# How to integrate $\int_0^x \frac{1+\epsilon X}{1-X}~dX$?

I'm having a hard time trying to figure out the steps to get to the final answer shown below. $$\int_0^x\frac{1+\epsilon X}{1-X}dX = (1+\epsilon)\ln\frac{1}{1-X}-\epsilon X$$

Any help would be great.

I attached what I've been getting...

• I tried using u substitution but I keep getting epsilon(1-X)-(epsilon+1)*ln(1-x).... Dec 13, 2014 at 3:04
• I think I can guess what happened here, but it would be clearer if you posted your $u$-substitution as part of the question.
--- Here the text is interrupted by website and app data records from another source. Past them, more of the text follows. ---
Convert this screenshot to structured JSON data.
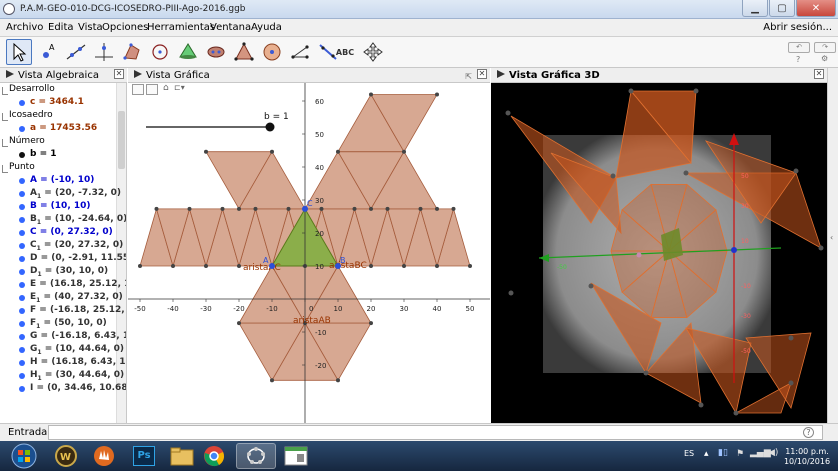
{
  "window": {
    "title": "P.A.M-GEO-010-DCG-ICOSEDRO-PIII-Ago-2016.ggb",
    "minimize": "▁",
    "maximize": "▢",
    "close": "✕"
  },
  "menu": {
    "items": [
      "Archivo",
      "Edita",
      "Vista",
      "Opciones",
      "Herramientas",
      "Ventana",
      "Ayuda"
    ],
    "signin": "Abrir sesión..."
  },
  "toolbar": {
    "text_tool": "ABC",
    "undo": "↶",
    "redo": "↷",
    "help": "?",
    "settings": "⚙"
  },
  "algebra": {
    "title": "Vista Algebraica",
    "groups": [
      {
        "name": "Desarrollo",
        "items": [
          {
            "text": "c = 3464.1",
            "color": "#993300",
            "bullet": "#3366ff"
          }
        ]
      },
      {
        "name": "Icosaedro",
        "items": [
          {
            "text": "a = 17453.56",
            "color": "#993300",
            "bullet": "#3366ff"
          }
        ]
      },
      {
        "name": "Número",
        "items": [
          {
            "text": "b = 1",
            "color": "#000000",
            "bullet": "#111111"
          }
        ]
      },
      {
        "name": "Punto",
        "items": [
          {
            "label": "A",
            "sub": "",
            "val": " = (-10, 10)",
            "color": "#0000cc",
            "bullet": "#3366ff"
          },
          {
            "label": "A",
            "sub": "1",
            "val": " = (20, -7.32, 0)",
            "color": "#333333",
            "bullet": "#3366ff"
          },
          {
            "label": "B",
            "sub": "",
            "val": " = (10, 10)",
            "color": "#0000cc",
            "bullet": "#3366ff"
          },
          {
            "label": "B",
            "sub": "1",
            "val": " = (10, -24.64, 0)",
            "color": "#333333",
            "bullet": "#3366ff"
          },
          {
            "label": "C",
            "sub": "",
            "val": " = (0, 27.32, 0)",
            "color": "#0000cc",
            "bullet": "#3366ff"
          },
          {
            "label": "C",
            "sub": "1",
            "val": " = (20, 27.32, 0)",
            "color": "#333333",
            "bullet": "#3366ff"
          },
          {
            "label": "D",
            "sub": "",
            "val": " = (0, -2.91, 11.55)",
            "color": "#333333",
            "bullet": "#3366ff"
          },
          {
            "label": "D",
            "sub": "1",
            "val": " = (30, 10, 0)",
            "color": "#333333",
            "bullet": "#3366ff"
          },
          {
            "label": "E",
            "sub": "",
            "val": " = (16.18, 25.12, 1",
            "color": "#333333",
            "bullet": "#3366ff"
          },
          {
            "label": "E",
            "sub": "1",
            "val": " = (40, 27.32, 0)",
            "color": "#333333",
            "bullet": "#3366ff"
          },
          {
            "label": "F",
            "sub": "",
            "val": " = (-16.18, 25.12,",
            "color": "#333333",
            "bullet": "#3366ff"
          },
          {
            "label": "F",
            "sub": "1",
            "val": " = (50, 10, 0)",
            "color": "#333333",
            "bullet": "#3366ff"
          },
          {
            "label": "G",
            "sub": "",
            "val": " = (-16.18, 6.43, 1",
            "color": "#333333",
            "bullet": "#3366ff"
          },
          {
            "label": "G",
            "sub": "1",
            "val": " = (10, 44.64, 0)",
            "color": "#333333",
            "bullet": "#3366ff"
          },
          {
            "label": "H",
            "sub": "",
            "val": " = (16.18, 6.43, 18",
            "color": "#333333",
            "bullet": "#3366ff"
          },
          {
            "label": "H",
            "sub": "1",
            "val": " = (30, 44.64, 0)",
            "color": "#333333",
            "bullet": "#3366ff"
          },
          {
            "label": "I",
            "sub": "",
            "val": " = (0, 34.46, 10.68)",
            "color": "#333333",
            "bullet": "#3366ff"
          }
        ]
      }
    ]
  },
  "graphics": {
    "title": "Vista Gráfica",
    "slider_label": "b = 1",
    "x_ticks": [
      "-50",
      "-40",
      "-30",
      "-20",
      "-10",
      "0",
      "10",
      "20",
      "30",
      "40",
      "50"
    ],
    "y_ticks": [
      "60",
      "50",
      "40",
      "30",
      "20",
      "10",
      "-10",
      "-20"
    ],
    "labels": {
      "aristaAC": "aristaAC",
      "aristaBC": "aristaBC",
      "aristaAB": "aristaAB",
      "A": "A",
      "B": "B",
      "C": "C"
    },
    "colors": {
      "net_fill": "#d39f86",
      "net_stroke": "#a55c3c",
      "base_fill": "#8bae4a",
      "label": "#993300"
    }
  },
  "view3d": {
    "title": "Vista Gráfica 3D",
    "z_ticks": [
      "50",
      "30",
      "10",
      "-10",
      "-30",
      "-50"
    ],
    "y_tick": "-50"
  },
  "input": {
    "label": "Entrada:",
    "value": "",
    "help": "?"
  },
  "taskbar": {
    "ps_label": "Ps",
    "lang": "ES",
    "time": "11:00 p.m.",
    "date": "10/10/2016"
  }
}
Dec 13, 2014 at 4:02
• Thanks David. I added a picture of what I've been getting...Could you help me figure out what I'm doing wrong? I used u substitution...The other answers are not really helping me figure this out... Dec 13, 2014 at 4:36
• why is the integral from (1-x) to 1? I understand (1-x) but not the 1. Thanks! Dec 13, 2014 at 4:58
• @Integrator ohh got it! that was what I missed. thank you so much! I've spent way too much time on this 1 problem. Dec 13, 2014 at 5:28

Split into two integrals:

$$\int_0^x \frac{1}{1-x}dx \;+\; \epsilon\int_0^x \frac{ x}{1-x}dx$$ The rest is basic integration and then applying the fundamental theorem of calculs part II.

• This is the straightforward answer...I don't understand why one needs complicate this with substitutions... Dec 13, 2014 at 3:28
• To do the integrals you will have to do a substitution. Dec 13, 2014 at 3:33
• One could use long division for the second integral to simplify the expression $\frac{x}{1-x}=\frac{1}{1-x}-1$ Dec 13, 2014 at 3:37

You can let $y = 1 - X$, the denominator. So $X = 1 - y$ and $dx = - dy$. The integral becomes $$-\int_1^{1 - x} \frac{1 + \epsilon(1 - y)}{y}\,dy$$ $$-(1 + \epsilon)\int_1^{1-x} {1 \over y}\,dy + \epsilon \int_1^{1-x} 1 \,dy$$ I think you can take it from here.

Replace $1-X$ by $Y$, then your integral becomes $\displaystyle \int_0^x\frac{1+\epsilon X}{1-X}dX\, = \int_{1-x}^{1}\frac{1+\epsilon (1-Y)}{Y} dY\,$ . Now it is easy to integrate

\begin{align*} \int\limits_0^x {\frac{{1 + \varepsilon X}} {{1 - X}}dX} &= \int\limits_0^x {\frac{{1 + \varepsilon - \varepsilon \left( {1 - X} \right)}} {{1 - X}}dX} = \left( {1 + \varepsilon } \right)\int\limits_0^x {\frac{1} {{1 - X}}dX} - \varepsilon \int\limits_0^x {dX}\\ &= - \left( {\varepsilon + 1} \right)\int\limits_0^x {\frac{1} {{X - 1}}dX} - \varepsilon x = - \left( {\varepsilon + 1} \right)\left. {\left( {\ln \left| {X - 1} \right|} \right)} \right|_{X = 0}^{X = x} - \varepsilon x\\ &= - \left( {\varepsilon + 1} \right)\ln \left|\left( {x - 1} \right)\right| - \varepsilon x = \left( {\varepsilon + 1} \right)\ln \left( {\left| {\frac{1} {{x - 1}}} \right|} \right) - \varepsilon x. \end{align*}

• Thanks for the explanation! Could you explain how you got from step 1 to step 2? Dec 13, 2014 at 3:19
• This is just technique. $1 + \varepsilon - \varepsilon \left( {1 - X} \right) = 1 + \varepsilon - \varepsilon + \varepsilon X = 1 + \varepsilon X$. Dec 13, 2014 at 3:27